The steep tariff hikes, effected earlier this month by the battered telcos which held prices at rock bottom levels for nearly five years, can help more than double their operating profit to Rs 60,570 crore in FY21 from Rs 29,450 crore in FY19, says a report. It is a “structural positive” for the sector which has been weighed down by weak cash flows and mounting debt levels, leading domestic ratings agency Crisil said on Monday, adding the hikes are a good opportunity for the industry to “repair its financials and become sustainable”.
In the aftermath of the adjusted gross revenue order by the Supreme Court that favoured the government view, all the major telcos hiked subscriber tariffs by up to 40 percent, starting with the prepaid customers.
The Supreme Court order on the AGR puts a burden of Rs 1.47 lakh crore on the industry that has been bleeding for years and sitting on a debt pile of close to Rs 4 lakh crore. “The crucial part now is pricing discipline and extent of down-trading from current plans to cheaper ones by subscribers. That will determine the kind of net gains that telcos will make in the near-term,” said Sachin Gupta, a senior director at Crisil.

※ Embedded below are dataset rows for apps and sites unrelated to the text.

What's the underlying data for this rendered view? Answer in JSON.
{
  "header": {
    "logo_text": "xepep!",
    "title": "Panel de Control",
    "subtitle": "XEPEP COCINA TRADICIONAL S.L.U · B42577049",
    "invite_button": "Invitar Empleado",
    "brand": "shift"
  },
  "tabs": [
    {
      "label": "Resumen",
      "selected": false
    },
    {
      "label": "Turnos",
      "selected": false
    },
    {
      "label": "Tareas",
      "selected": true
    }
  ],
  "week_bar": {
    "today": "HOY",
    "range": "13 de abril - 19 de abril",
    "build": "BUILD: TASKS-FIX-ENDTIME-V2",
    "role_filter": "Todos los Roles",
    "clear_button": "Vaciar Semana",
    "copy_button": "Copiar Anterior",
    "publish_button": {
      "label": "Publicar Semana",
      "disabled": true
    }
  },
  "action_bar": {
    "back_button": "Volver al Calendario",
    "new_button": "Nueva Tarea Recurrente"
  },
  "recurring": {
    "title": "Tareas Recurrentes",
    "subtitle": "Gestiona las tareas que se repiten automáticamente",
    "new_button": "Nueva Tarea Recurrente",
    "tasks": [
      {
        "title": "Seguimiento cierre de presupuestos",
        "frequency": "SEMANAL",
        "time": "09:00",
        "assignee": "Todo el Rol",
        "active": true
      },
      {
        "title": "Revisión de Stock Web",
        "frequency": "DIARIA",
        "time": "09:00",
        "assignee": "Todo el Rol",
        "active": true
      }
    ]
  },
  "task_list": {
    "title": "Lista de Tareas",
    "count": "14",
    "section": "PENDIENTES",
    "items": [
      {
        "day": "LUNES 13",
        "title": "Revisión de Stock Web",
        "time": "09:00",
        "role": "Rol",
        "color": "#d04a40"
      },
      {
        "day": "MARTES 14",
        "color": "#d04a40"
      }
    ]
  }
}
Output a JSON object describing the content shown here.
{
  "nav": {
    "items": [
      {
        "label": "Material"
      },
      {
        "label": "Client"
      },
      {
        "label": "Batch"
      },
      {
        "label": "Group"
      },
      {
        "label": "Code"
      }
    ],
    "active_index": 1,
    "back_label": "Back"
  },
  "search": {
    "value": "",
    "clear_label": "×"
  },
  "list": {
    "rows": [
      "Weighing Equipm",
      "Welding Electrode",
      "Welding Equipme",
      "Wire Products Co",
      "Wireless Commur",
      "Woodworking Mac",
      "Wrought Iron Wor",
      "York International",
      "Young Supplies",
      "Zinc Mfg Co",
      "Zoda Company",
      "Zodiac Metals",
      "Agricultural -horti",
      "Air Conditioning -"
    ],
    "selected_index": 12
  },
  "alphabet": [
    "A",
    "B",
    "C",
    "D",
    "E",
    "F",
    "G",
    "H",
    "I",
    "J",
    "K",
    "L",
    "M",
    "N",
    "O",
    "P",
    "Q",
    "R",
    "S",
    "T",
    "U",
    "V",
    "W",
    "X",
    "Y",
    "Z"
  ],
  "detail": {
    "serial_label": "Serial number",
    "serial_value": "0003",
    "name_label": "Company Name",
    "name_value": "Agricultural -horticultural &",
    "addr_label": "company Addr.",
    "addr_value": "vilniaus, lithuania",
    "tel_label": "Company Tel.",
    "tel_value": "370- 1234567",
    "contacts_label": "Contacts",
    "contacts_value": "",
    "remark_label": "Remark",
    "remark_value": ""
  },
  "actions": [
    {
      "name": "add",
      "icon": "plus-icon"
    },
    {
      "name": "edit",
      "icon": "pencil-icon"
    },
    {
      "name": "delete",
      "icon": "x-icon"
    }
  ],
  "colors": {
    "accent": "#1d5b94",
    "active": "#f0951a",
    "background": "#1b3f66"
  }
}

The industry’s debt to operating profit ratio will come down to 4.6 times from the present 7.5 times, if the operating profit improvements indeed happen as expected, the agency said, adding the top three players presently owe Rs 3.3 lakh crore to the system.
The average revenue per user, arguably the most widely tracked number by analysts, will go up by 25 percent following the price hikes to Rs 145 next fiscal from Rs 116 earlier, the agency said.
It said 80 percent of the additional revenue will flow straight into the operating profit given the high operating leverage at which the companies operate.
The agency said its analysis shows every Re 1 added to the Arpu adds about Rs 1,000 crore to the industry’s operating profit, and going by the same, the overall operating profit will double to Rs 60,570 crore in FY21 from Rs 29,450 crore in FY19.
The tariff hikes would accelerate SIM consolidation and curb subscriber additions, it added. On the AGR, it said its base-case assumes a payout of Rs 50,000 crore in license fee arrears by the industry.
“Any additional liability will stretch their balance sheets and necessitate fresh equity infusion and support from sponsors to maintain credit profiles,” another Crisil director Nitesh Jain said, adding he has not factored in the 5G spends.